Linen bed sheets have been all the rage in recent months, and it looks as though the material is now set to make its way into more living rooms, too. The question is, why?

'As experts in high-end furniture, we certainly see the appeal given the practical benefits of linen in upholstery - especially in slipcovers,' says designer James Scaife from sofa brand, Olson and Baker. 'Linen's natural characteristics are almost hard to believe. It's much stronger than cotton, its longer fibers minimize dust and lint accumulation, and linen covers are low-maintenance, breathable, and hypoallergenic.'

James is keen to note one of the more impractical sides to linen, however (something you'll certainly have noticed if you have linen bed sheets). 'One that can catch some people out is that it can crease/wrinkle without sufficient massaging and plumping,' he says. 'That said, we actually love that look and it's dead-on-trend at the moment. Just like contemporary fashion trends, it's becoming more and more popular to just relax and enjoy the character of your linen for what it is. Creases and all!'

Ready to bring some linen into your living room? Whether you opt for a fully-fledged linen sofa or fake the look with a drop cloth, we're right behind this relaxed, organic-inspired sofa trend.

Our favorite accessories for a linen sofa

Color & Trends Editor

Lilith Hudson is the Color & Trends Editor at Livingetc. Writing news, features, and explainers for our digital platform, she's the go-to person for all the latest micro-trends, interior hacks, and color inspiration you need in your home. Lilith discovered a love for lifestyle journalism during her BA in English and Philosophy at the University of Nottingham where she spent more time writing for her student magazine than she did studying. After graduating, she decided to take things a step further and now holds an MA in Magazine Journalism from City, University of London, with previous experience at the Saturday Times Magazine, Evening Standard, DJ Mag, and The Simple Things Magazine.
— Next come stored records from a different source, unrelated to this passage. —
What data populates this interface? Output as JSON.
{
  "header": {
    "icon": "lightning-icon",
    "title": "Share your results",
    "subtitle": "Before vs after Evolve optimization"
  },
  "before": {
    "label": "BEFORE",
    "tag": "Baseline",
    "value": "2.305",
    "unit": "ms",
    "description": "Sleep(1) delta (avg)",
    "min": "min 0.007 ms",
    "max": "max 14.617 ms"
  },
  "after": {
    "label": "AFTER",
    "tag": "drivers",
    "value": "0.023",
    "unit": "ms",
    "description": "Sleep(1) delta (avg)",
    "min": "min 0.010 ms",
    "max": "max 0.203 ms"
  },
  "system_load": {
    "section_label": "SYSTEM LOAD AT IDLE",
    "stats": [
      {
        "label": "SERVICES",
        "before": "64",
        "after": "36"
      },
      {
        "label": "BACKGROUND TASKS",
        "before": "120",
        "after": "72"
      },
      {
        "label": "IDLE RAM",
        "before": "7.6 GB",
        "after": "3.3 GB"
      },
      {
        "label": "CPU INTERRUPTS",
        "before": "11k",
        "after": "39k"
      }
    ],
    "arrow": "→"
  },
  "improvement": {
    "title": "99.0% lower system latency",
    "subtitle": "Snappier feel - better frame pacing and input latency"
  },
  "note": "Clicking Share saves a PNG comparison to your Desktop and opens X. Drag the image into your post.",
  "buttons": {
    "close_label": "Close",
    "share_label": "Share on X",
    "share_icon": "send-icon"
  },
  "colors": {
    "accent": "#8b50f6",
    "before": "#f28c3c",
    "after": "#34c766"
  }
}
At weekends you'll find her renovating a tiny one-up, one-down annex next to her Dad's holiday cottage in the Derbyshire dales where she applies all the latest design ideas she's picked up through the week.